Uncommon Courage - Witnesses With Nothing to Gain and Everything to Lose

When I started this blog, I wanted to write about many of the incredible people I have represented throughout the years, those souls willing to buck the status quo and stand up for the rights of themselves and others. Those clients demonstrate uncommon courage, hence the name of the blog. I have represented many amazing people and I have learned so much from these exceptional people. I have represented woman and men who were sexually harassed and decided not to take it.  I represented ordinary citizens discriminated against by management in large companies, small companies and the government. I have represented whistle-blowers, victims of racism, sexism and ageism, who had the courage to speak truth to power.

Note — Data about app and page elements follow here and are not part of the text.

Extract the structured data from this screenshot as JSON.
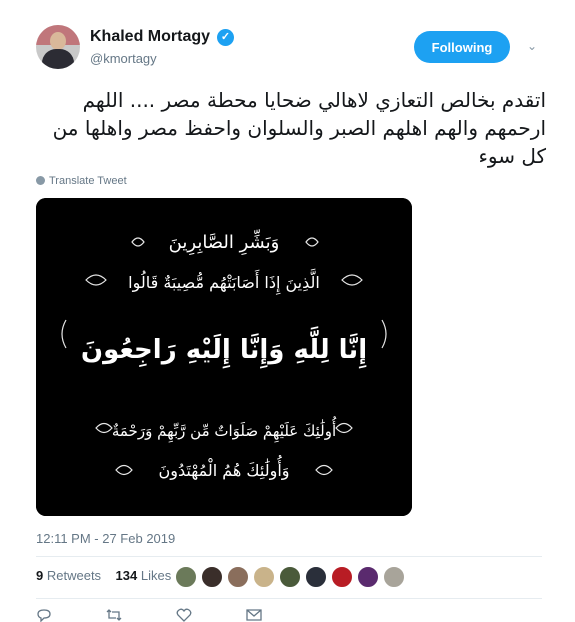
{
  "author": {
    "name": "Khaled Mortagy",
    "handle": "@kmortagy"
  },
  "follow_button": {
    "label": "Following"
  },
  "tweet": {
    "text": "اتقدم بخالص التعازي لاهالي ضحايا محطة مصر .... اللهم ارحمهم والهم اهلهم الصبر والسلوان واحفظ مصر واهلها من كل سوء",
    "translate_label": "Translate Tweet",
    "timestamp": "12:11 PM - 27 Feb 2019"
  },
  "image": {
    "lines": [
      "وَبَشِّرِ الصَّابِرِينَ",
      "الَّذِينَ إِذَا أَصَابَتْهُم مُّصِيبَةٌ قَالُوا",
      "إِنَّا لِلَّهِ وَإِنَّا إِلَيْهِ رَاجِعُونَ",
      "أُولَٰئِكَ عَلَيْهِمْ صَلَوَاتٌ مِّن رَّبِّهِمْ وَرَحْمَةٌ",
      "وَأُولَٰئِكَ هُمُ الْمُهْتَدُونَ"
    ]
  },
  "stats": {
    "retweets_count": "9",
    "retweets_label": "Retweets",
    "likes_count": "134",
    "likes_label": "Likes"
  },
  "likers": [
    {
      "color": "#6b7a5a"
    },
    {
      "color": "#3a2e2a"
    },
    {
      "color": "#8a6e5c"
    },
    {
      "color": "#c9b38a"
    },
    {
      "color": "#4a5a3a"
    },
    {
      "color": "#2a2f3a"
    },
    {
      "color": "#b81c24"
    },
    {
      "color": "#5a2a6e"
    },
    {
      "color": "#a8a49a"
    }
  ],
  "actions": [
    {
      "icon": "reply-icon"
    },
    {
      "icon": "retweet-icon"
    },
    {
      "icon": "like-icon"
    },
    {
      "icon": "message-icon"
    }
  ],
  "colors": {
    "accent": "#1da1f2",
    "muted": "#657786"
  }
}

Through the years, I have witnessed others who demonstrate incredible courage, with no real reward. I hold these people in great esteem. This group is rare, the rarest of all, but also among the bravest. These are the witnesses who tell what they see and hear, even when they would be better served by lying or fudging or laying low.  These are co-workers, many still employed by the defendant, who do not put their own interest before the truth. It takes a great deal of courage to testify for another against one's employer. There is a tendency for witnesses to have memory lapses when questioned about situations in which their jobs are at stake. It is human nature to protect oneself and one's livelihood. I know this from personal experience. Yet, every now and again, a person puts the truth before self-interest and fights the very real urge to alter one's memory to help oneself. After enough time, many people, including me, can misremember facts and convince themselves that what is false is true. To those souls who maintain their integrity and refuse to waiver, you are amazing. I hope that if I find myself in a position where a lie helps me more than the truth, I can muster the courage to act as I have observed those brave witnesses act, with honesty and integrity.

I believe that this uncommon courage is borne from these witnesses ability to empathize. When a person can put himself in the shoes of another, compassion and courage are oftentimes the by-products. In fact, people's ability to empathisize with other humans is a foundation of our society and of our justice system. Empathy begats bravery.  I have seen it work.

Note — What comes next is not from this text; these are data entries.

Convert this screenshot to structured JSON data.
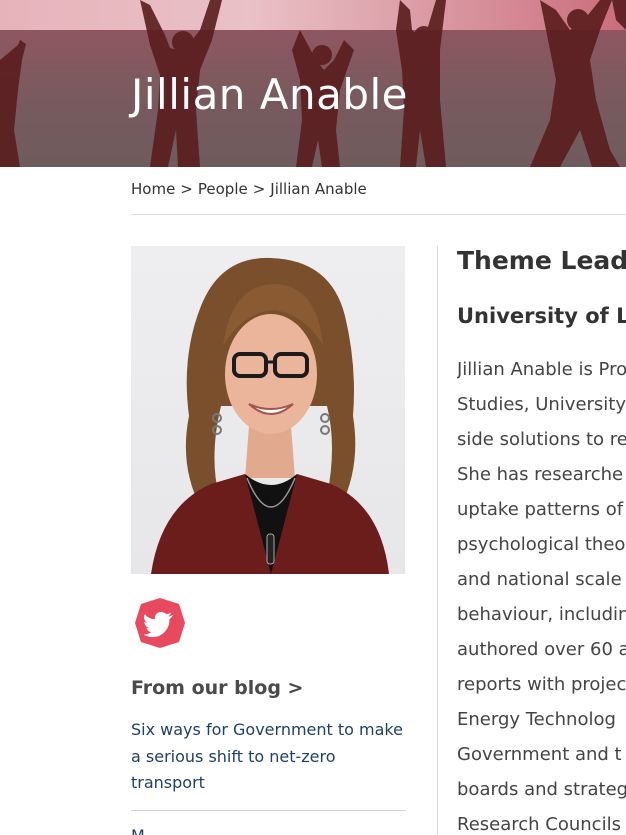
{
  "hero": {
    "title": "Jillian Anable"
  },
  "breadcrumb": {
    "items": [
      "Home",
      "People",
      "Jillian Anable"
    ],
    "separator": ">"
  },
  "sidebar": {
    "photo_alt": "Portrait of Jillian Anable",
    "social": {
      "icon": "twitter-icon",
      "color": "#e8495e"
    },
    "blog_heading": "From our blog >",
    "blog_post_title": "Six ways for Government to make a serious shift to net-zero transport",
    "next_post_partial": "M"
  },
  "profile": {
    "role": "Theme Lead",
    "organisation": "University of Le",
    "bio_lines": [
      "Jillian Anable is Pro",
      "Studies, University",
      "side solutions to re",
      "She has researche",
      "uptake patterns of",
      "psychological theo",
      "and national scale",
      "behaviour, includin",
      "authored over 60 a",
      "reports with projec",
      "Energy Technolog",
      "Government and t",
      "boards and strateg",
      "Research Councils"
    ]
  },
  "colors": {
    "hero_band": "#e7b3bb",
    "hero_body": "#7a5a5e",
    "link": "#1f3f6a",
    "heading": "#333333"
  }
}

1 comment:

  1. It's hard to put one's career on the line in testifying against your employer. I have always and will always choose the right course of action over the safe course of action, but the lasting impact to my own career will likely be felt for years to come. It's been the most difficult thing I've dealt with in my life.